Full-text · Article · Mar 2015 · Frontiers in Immunology
[Show abstract][Hide abstract] ABSTRACT: Objective:
Inhibition of components of the complement system or of its receptors has been postulated as a concept for primary and secondary prevention in atherosclerosis and was applied in clinical trials. Although the anaphylatoxin-receptors C3aR and C5aR are commonly associated with inflammatory cells, in vitro studies suggested their expression also on platelets.
Methods and results:
Expression levels of C3aR and C5aR were measured by flow cytometry in a collective of 302 patients with documented coronary artery disease (CAD) including patients with stable CAD (n = 152), unstable angina (n = 54), acute myocardial infarction (AMI; Non-ST elevation myocardial infarction, n = 70, ST elevation MI, n = 26) or healthy controls (n = 21). Patients with stable CAD, unstable angina or AMI had significantly higher expression of C5aR on platelets in comparison to healthy controls (MFI 14.68 (5.2), 14.56 (5.18) and 13.34 (4.52) versus 10.68 (3.1)); p < 0.001). In contrast, the expression of C3aR on platelets was significantly enhanced in patients with stable and unstable CAD but not in patients with AMI compared to controls. While there was a strong correlation between the soluble ligands of these receptors C3a and C5a, we observed only a weak correlation with their receptors on platelets. Similarly, agonist induced aggregation (MEA, ADP, and TRAP) showed only a weak correlation with the expression level of anaphylatoxin - receptors on platelets. Of note, the expression of both anaphylatoxin-receptors on platelets strongly correlated with platelet activation as assessed with the surface activation marker P-selectin (r = 0.47, p > 0.001 for C3aR, r = 0.76 for C5aR, p < 0.001). Likewise, we observed a positive correlation of C3aR with other molecules associated with platelet activation such as SDF-1.
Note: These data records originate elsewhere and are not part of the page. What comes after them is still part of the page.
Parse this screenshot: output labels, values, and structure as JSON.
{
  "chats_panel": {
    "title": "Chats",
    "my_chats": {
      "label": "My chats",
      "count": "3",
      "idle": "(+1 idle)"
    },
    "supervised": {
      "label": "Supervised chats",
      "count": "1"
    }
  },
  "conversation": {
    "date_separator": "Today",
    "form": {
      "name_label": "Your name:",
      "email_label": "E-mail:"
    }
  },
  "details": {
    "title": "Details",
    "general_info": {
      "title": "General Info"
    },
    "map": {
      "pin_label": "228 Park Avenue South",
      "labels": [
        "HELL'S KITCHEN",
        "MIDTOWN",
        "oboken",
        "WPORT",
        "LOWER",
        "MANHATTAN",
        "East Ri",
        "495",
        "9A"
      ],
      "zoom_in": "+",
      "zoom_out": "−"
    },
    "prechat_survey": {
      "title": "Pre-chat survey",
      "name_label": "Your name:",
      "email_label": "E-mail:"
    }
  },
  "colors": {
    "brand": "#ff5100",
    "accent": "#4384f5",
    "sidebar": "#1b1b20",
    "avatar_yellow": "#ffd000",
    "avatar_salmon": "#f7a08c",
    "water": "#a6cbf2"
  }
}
In summary, we observed a positive correlation between the expression of anaphylatoxin-receptors C3aR and C5aR with platelet activation in patients with CAD. Further investigations are needed to study the clinical and mechanistic relevance of these findings.
[Show abstract][Hide abstract] ABSTRACT: Targeted contrast-enhanced ultrasound (CEU) using microbubble agents is a promising non-invasive imaging technique to evaluate atherosclerotic lesions. In this study, we decipher the diagnostic and therapeutic potential of targeted-CEU with soluble glycoprotein (GP)-VI in vivo. Microbubbles were conjugated with the recombinant fusion protein GPVI-Fc (MBGPVI) that binds with high affinity to atherosclerotic lesions. MBGPVI or control microbubbles (MBC) were intravenously administered into ApoE(-/-) or wild type mice and binding of the microbubbles to the vessel wall was visualized by high-resolution CEU. CEU molecular imaging signals of MBGPVI were substantially enhanced in the aortic arch and in the truncus brachiocephalicus in ApoE(-/-) as compared to wild type mice. High-frequency ultrasound (HFU)-guided disruption of MBGPVI enhanced accumulation of GPVI in the atherosclerotic lesions, which may interfere with atheroprogression. Thus, we establish targeted-CEU with soluble GPVI as a novel non-invasive molecular imaging method for atherosclerosis. Further, HFU-guided disruption of GPVI-targeted microbubbles is an innovate therapeutic approach that potentially prevents progression of atherosclerotic disease.